■ Activity: Retype every record that follows, character for character.

■ Dataset records:

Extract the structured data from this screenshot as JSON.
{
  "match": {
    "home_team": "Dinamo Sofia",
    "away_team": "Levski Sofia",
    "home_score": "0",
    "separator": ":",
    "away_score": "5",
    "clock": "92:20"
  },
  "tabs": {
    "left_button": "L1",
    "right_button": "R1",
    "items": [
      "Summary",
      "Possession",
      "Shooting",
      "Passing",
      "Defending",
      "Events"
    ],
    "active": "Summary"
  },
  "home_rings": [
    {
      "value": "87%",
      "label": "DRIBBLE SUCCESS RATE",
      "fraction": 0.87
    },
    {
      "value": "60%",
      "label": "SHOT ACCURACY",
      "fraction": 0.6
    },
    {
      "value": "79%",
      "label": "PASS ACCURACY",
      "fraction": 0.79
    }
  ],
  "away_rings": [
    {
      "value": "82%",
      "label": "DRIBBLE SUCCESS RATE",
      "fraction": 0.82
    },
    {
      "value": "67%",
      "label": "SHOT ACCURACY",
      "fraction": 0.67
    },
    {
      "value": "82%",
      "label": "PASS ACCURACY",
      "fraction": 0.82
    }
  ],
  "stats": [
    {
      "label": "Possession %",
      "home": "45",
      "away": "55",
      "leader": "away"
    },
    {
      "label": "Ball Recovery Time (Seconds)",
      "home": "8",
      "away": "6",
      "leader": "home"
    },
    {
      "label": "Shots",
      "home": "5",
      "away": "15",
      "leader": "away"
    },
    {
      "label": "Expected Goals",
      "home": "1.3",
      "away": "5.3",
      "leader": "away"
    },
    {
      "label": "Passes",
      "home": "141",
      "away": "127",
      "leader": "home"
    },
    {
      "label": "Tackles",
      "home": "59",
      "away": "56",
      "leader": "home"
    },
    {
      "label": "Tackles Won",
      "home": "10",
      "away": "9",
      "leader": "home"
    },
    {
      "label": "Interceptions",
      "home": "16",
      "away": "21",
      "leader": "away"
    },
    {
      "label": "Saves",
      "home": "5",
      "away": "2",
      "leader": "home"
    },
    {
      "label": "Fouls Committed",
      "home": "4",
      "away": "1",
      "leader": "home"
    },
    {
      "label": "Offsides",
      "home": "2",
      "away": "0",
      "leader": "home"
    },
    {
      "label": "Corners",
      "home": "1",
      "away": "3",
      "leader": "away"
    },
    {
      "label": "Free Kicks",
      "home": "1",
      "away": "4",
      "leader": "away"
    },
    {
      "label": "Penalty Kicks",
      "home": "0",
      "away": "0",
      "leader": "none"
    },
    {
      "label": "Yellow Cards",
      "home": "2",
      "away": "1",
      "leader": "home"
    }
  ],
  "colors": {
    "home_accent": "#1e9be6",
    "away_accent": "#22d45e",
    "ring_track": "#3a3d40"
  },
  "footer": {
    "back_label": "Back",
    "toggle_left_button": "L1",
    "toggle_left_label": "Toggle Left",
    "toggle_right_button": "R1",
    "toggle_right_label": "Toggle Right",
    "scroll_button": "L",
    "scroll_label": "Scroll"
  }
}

■ The answer:
Extract the structured data from this screenshot as JSON.
{
  "match": {
    "home_team": "Dinamo Sofia",
    "away_team": "Levski Sofia",
    "home_score": "0",
    "separator": ":",
    "away_score": "5",
    "clock": "92:20"
  },
  "tabs": {
    "left_button": "L1",
    "right_button": "R1",
    "items": [
      "Summary",
      "Possession",
      "Shooting",
      "Passing",
      "Defending",
      "Events"
    ],
    "active": "Summary"
  },
  "home_rings": [
    {
      "value": "87%",
      "label": "DRIBBLE SUCCESS RATE",
      "fraction": 0.87
    },
    {
      "value": "60%",
      "label": "SHOT ACCURACY",
      "fraction": 0.6
    },
    {
      "value": "79%",
      "label": "PASS ACCURACY",
      "fraction": 0.79
    }
  ],
  "away_rings": [
    {
      "value": "82%",
      "label": "DRIBBLE SUCCESS RATE",
      "fraction": 0.82
    },
    {
      "value": "67%",
      "label": "SHOT ACCURACY",
      "fraction": 0.67
    },
    {
      "value": "82%",
      "label": "PASS ACCURACY",
      "fraction": 0.82
    }
  ],
  "stats": [
    {
      "label": "Possession %",
      "home": "45",
      "away": "55",
      "leader": "away"
    },
    {
      "label": "Ball Recovery Time (Seconds)",
      "home": "8",
      "away": "6",
      "leader": "home"
    },
    {
      "label": "Shots",
      "home": "5",
      "away": "15",
      "leader": "away"
    },
    {
      "label": "Expected Goals",
      "home": "1.3",
      "away": "5.3",
      "leader": "away"
    },
    {
      "label": "Passes",
      "home": "141",
      "away": "127",
      "leader": "home"
    },
    {
      "label": "Tackles",
      "home": "59",
      "away": "56",
      "leader": "home"
    },
    {
      "label": "Tackles Won",
      "home": "10",
      "away": "9",
      "leader": "home"
    },
    {
      "label": "Interceptions",
      "home": "16",
      "away": "21",
      "leader": "away"
    },
    {
      "label": "Saves",
      "home": "5",
      "away": "2",
      "leader": "home"
    },
    {
      "label": "Fouls Committed",
      "home": "4",
      "away": "1",
      "leader": "home"
    },
    {
      "label": "Offsides",
      "home": "2",
      "away": "0",
      "leader": "home"
    },
    {
      "label": "Corners",
      "home": "1",
      "away": "3",
      "leader": "away"
    },
    {
      "label": "Free Kicks",
      "home": "1",
      "away": "4",
      "leader": "away"
    },
    {
      "label": "Penalty Kicks",
      "home": "0",
      "away": "0",
      "leader": "none"
    },
    {
      "label": "Yellow Cards",
      "home": "2",
      "away": "1",
      "leader": "home"
    }
  ],
  "colors": {
    "home_accent": "#1e9be6",
    "away_accent": "#22d45e",
    "ring_track": "#3a3d40"
  },
  "footer": {
    "back_label": "Back",
    "toggle_left_button": "L1",
    "toggle_left_label": "Toggle Left",
    "toggle_right_button": "R1",
    "toggle_right_label": "Toggle Right",
    "scroll_button": "L",
    "scroll_label": "Scroll"
  }
}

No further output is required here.